Naming Our Best Schools
Friday, September 12, 2008; 6:23 AM
My search for a suitable label for the hard-charging schools remaking American education in low-income neighborhoods got more attention than I expected. Many bloggers responded. Some thoughtful critics skewered the whole exercise, adding to the fun. It was an instructive exchange of views, and I have a winner.
I imagine if you are like my wife, always reading the last few pages of a new book first, you will annoy me by scrolling down right away to discover who has earned the big prize (my undying admiration). My thanks to the rest of you for adhering to the columnist's wish that you read this the way I wrote it.

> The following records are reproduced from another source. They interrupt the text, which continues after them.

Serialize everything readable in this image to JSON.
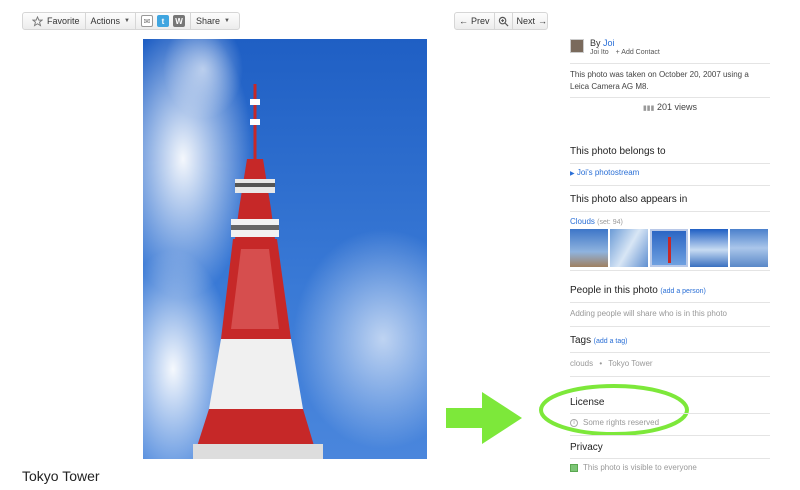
{
  "toolbar": {
    "favorite": "Favorite",
    "actions": "Actions",
    "share": "Share"
  },
  "pager": {
    "prev": "Prev",
    "next": "Next"
  },
  "photo": {
    "title": "Tokyo Tower"
  },
  "owner": {
    "by": "By",
    "name": "Joi",
    "fullname": "Joi Ito",
    "add_contact": "+ Add Contact",
    "taken": "This photo was taken on October 20, 2007 using a Leica Camera AG M8.",
    "views": "201 views"
  },
  "belongs": {
    "heading": "This photo belongs to",
    "link": "Joi's photostream"
  },
  "appears": {
    "heading": "This photo also appears in",
    "set": "Clouds",
    "set_count": "(set: 94)"
  },
  "people": {
    "heading": "People in this photo",
    "add": "(add a person)",
    "note": "Adding people will share who is in this photo"
  },
  "tags": {
    "heading": "Tags",
    "add": "(add a tag)",
    "items": [
      "clouds",
      "Tokyo Tower"
    ],
    "sep": "•"
  },
  "license": {
    "heading": "License",
    "text": "Some rights reserved"
  },
  "privacy": {
    "heading": "Privacy",
    "text": "This photo is visible to everyone"
  },
  "colors": {
    "accent": "#2a6fd6",
    "highlight": "#7de83a"
  }
}
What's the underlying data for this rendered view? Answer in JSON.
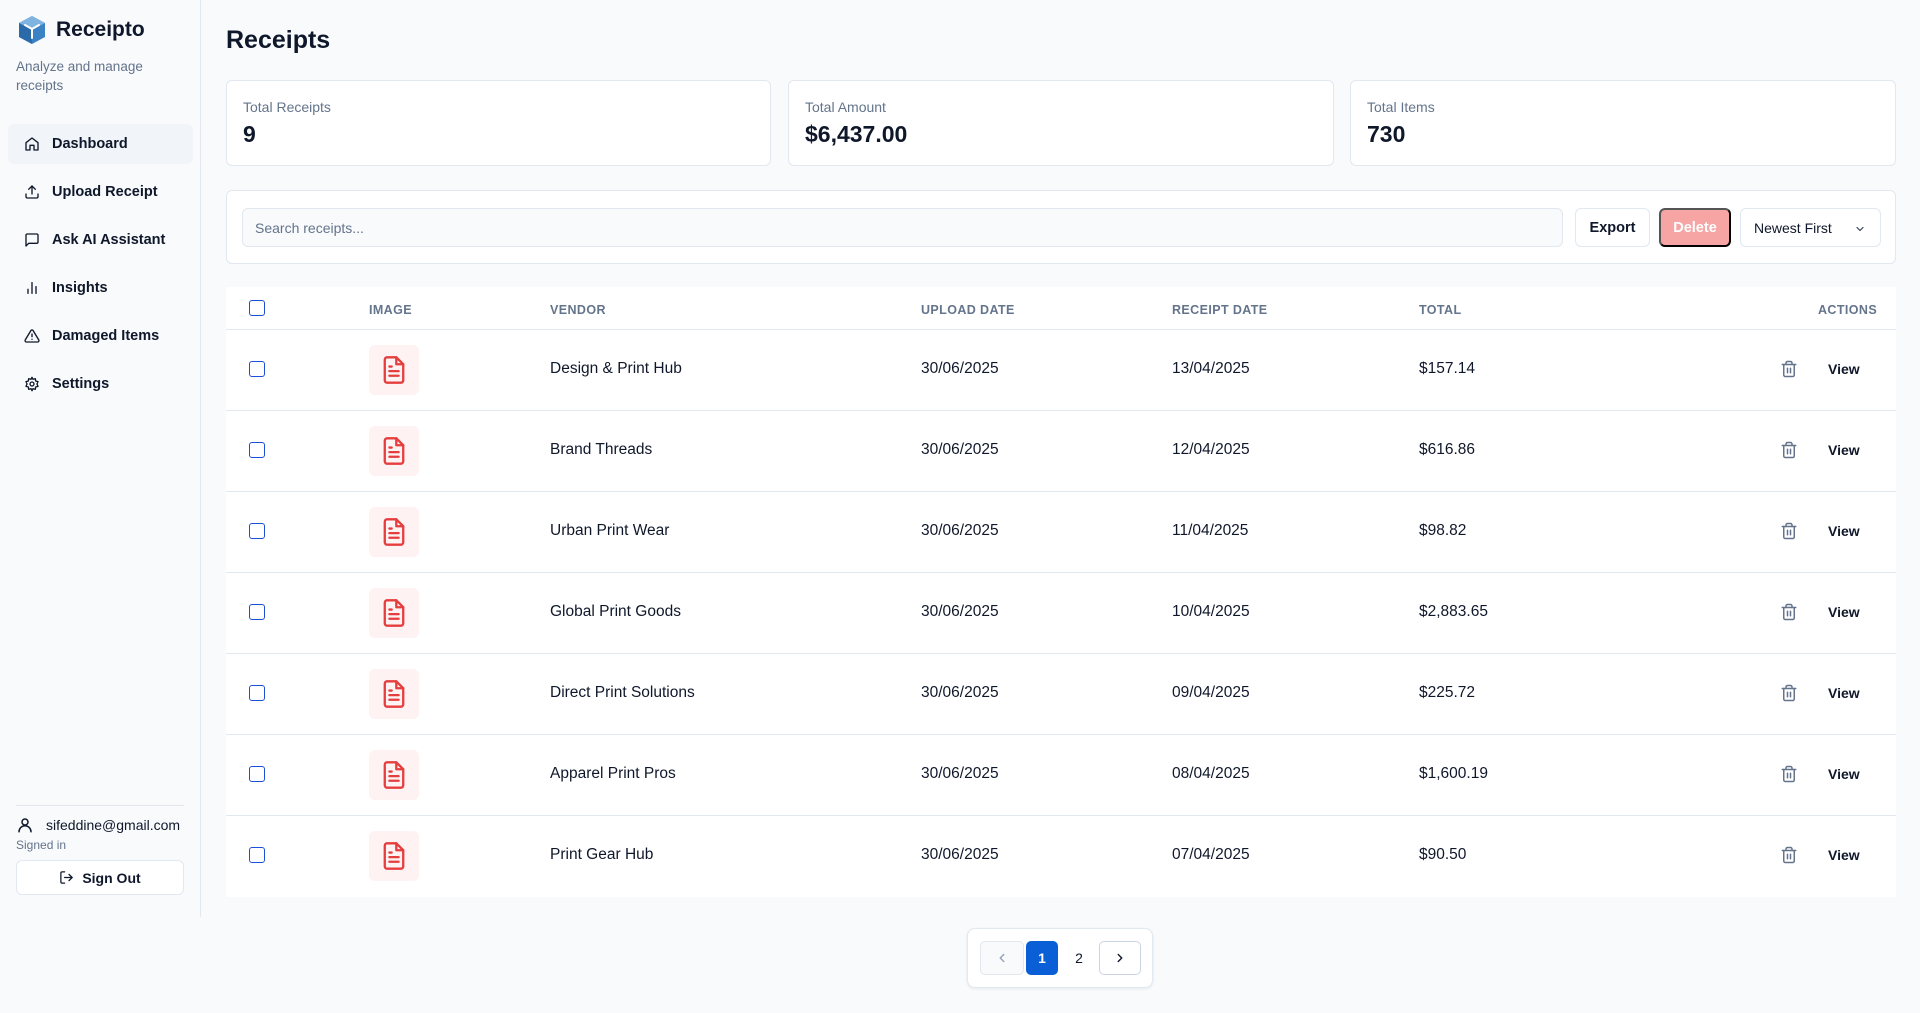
{
  "app": {
    "name": "Receipto",
    "tagline": "Analyze and manage receipts"
  },
  "sidebar": {
    "items": [
      {
        "label": "Dashboard",
        "icon": "home-icon",
        "active": true
      },
      {
        "label": "Upload Receipt",
        "icon": "upload-icon"
      },
      {
        "label": "Ask AI Assistant",
        "icon": "message-icon"
      },
      {
        "label": "Insights",
        "icon": "bar-chart-icon"
      },
      {
        "label": "Damaged Items",
        "icon": "warning-icon"
      },
      {
        "label": "Settings",
        "icon": "gear-icon"
      }
    ],
    "user": {
      "email": "sifeddine@gmail.com",
      "status": "Signed in",
      "signout_label": "Sign Out"
    }
  },
  "page": {
    "title": "Receipts"
  },
  "stats": [
    {
      "label": "Total Receipts",
      "value": "9"
    },
    {
      "label": "Total Amount",
      "value": "$6,437.00"
    },
    {
      "label": "Total Items",
      "value": "730"
    }
  ],
  "toolbar": {
    "search_placeholder": "Search receipts...",
    "export_label": "Export",
    "delete_label": "Delete",
    "sort_label": "Newest First"
  },
  "table": {
    "columns": {
      "image": "IMAGE",
      "vendor": "VENDOR",
      "upload_date": "UPLOAD DATE",
      "receipt_date": "RECEIPT DATE",
      "total": "TOTAL",
      "actions": "ACTIONS"
    },
    "view_label": "View",
    "rows": [
      {
        "vendor": "Design & Print Hub",
        "upload_date": "30/06/2025",
        "receipt_date": "13/04/2025",
        "total": "$157.14"
      },
      {
        "vendor": "Brand Threads",
        "upload_date": "30/06/2025",
        "receipt_date": "12/04/2025",
        "total": "$616.86"
      },
      {
        "vendor": "Urban Print Wear",
        "upload_date": "30/06/2025",
        "receipt_date": "11/04/2025",
        "total": "$98.82"
      },
      {
        "vendor": "Global Print Goods",
        "upload_date": "30/06/2025",
        "receipt_date": "10/04/2025",
        "total": "$2,883.65"
      },
      {
        "vendor": "Direct Print Solutions",
        "upload_date": "30/06/2025",
        "receipt_date": "09/04/2025",
        "total": "$225.72"
      },
      {
        "vendor": "Apparel Print Pros",
        "upload_date": "30/06/2025",
        "receipt_date": "08/04/2025",
        "total": "$1,600.19"
      },
      {
        "vendor": "Print Gear Hub",
        "upload_date": "30/06/2025",
        "receipt_date": "07/04/2025",
        "total": "$90.50"
      }
    ]
  },
  "pagination": {
    "pages": [
      "1",
      "2"
    ],
    "current": "1"
  },
  "colors": {
    "primary": "#0b5fd6",
    "danger_disabled": "#f6a4a4",
    "receipt_icon": "#e53e3e"
  }
}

As I explained in my Aug. 18 column, the contest was inspired by David Whitman's new book, "Sweating the Small Stuff," and my distaste for his subtitle: "Inner City Schools and the New Paternalism." Whitman did a splendid job explaining how school networks like KIPP, Achievement First and Cristo Rey have brought higher standards, more instruction hours and better teaching to impoverished children. Like me, he considers them the most promising education innovation in at least a decade. But he insisted on calling them "paternalistic" schools, which I thought was a public relations disaster. I asked for a better name for this new educational species.
Not everyone applauded my request. Robert Pondiscio, a teacher in a low-income urban neighborhood, said he thought shunning the paternalistic label constituted "intellectual violence." Others took my side, like Michael Goldstein, founder of Boston's MATCH school, who said Whitman's term left the wrong impression that these schools were substituting for ghetto parents who were not doing their jobs in teaching cultural norms. "Go to a poor black church on a Sunday and to a middle-class white church," Goldstein said. The black kids, he noted, are more likely to have their shirts tucked in.
USA Today editorial writer Richard Whitmire said on the Eduwonk blog: "What matters most about these schools is what happens to these students in college. And if paternalism is the only academic glue holding together their lives, then the free-wheeling college life will unravel that paternalism, and all that academic discipline, in a matter of days."
Will our winner survive the battering of the blogosphere and others debating the future of these schools? In case my nominee does not survive, and we need a substitute, here are the top 10, based on frequency of mention and my own preferences. Let history decide. They are in ascending order, including a few by contestants who used online screen names:
10. Creative Alternative Reformist Education (CARE) schools -- Lisa McLoughlin
9. Growth schools -- Brett Pawlowski
8. By Any Means Necessary (BAMN) schools -- Jonathan Skolnick
7. Public High-Impact Low-Income Open-Enrollment schools -- Leo Linbeck III
6. Whatever-it-takes schools -- Adam Kernan-Schloss
5. Accelerator schools -- Pawlowski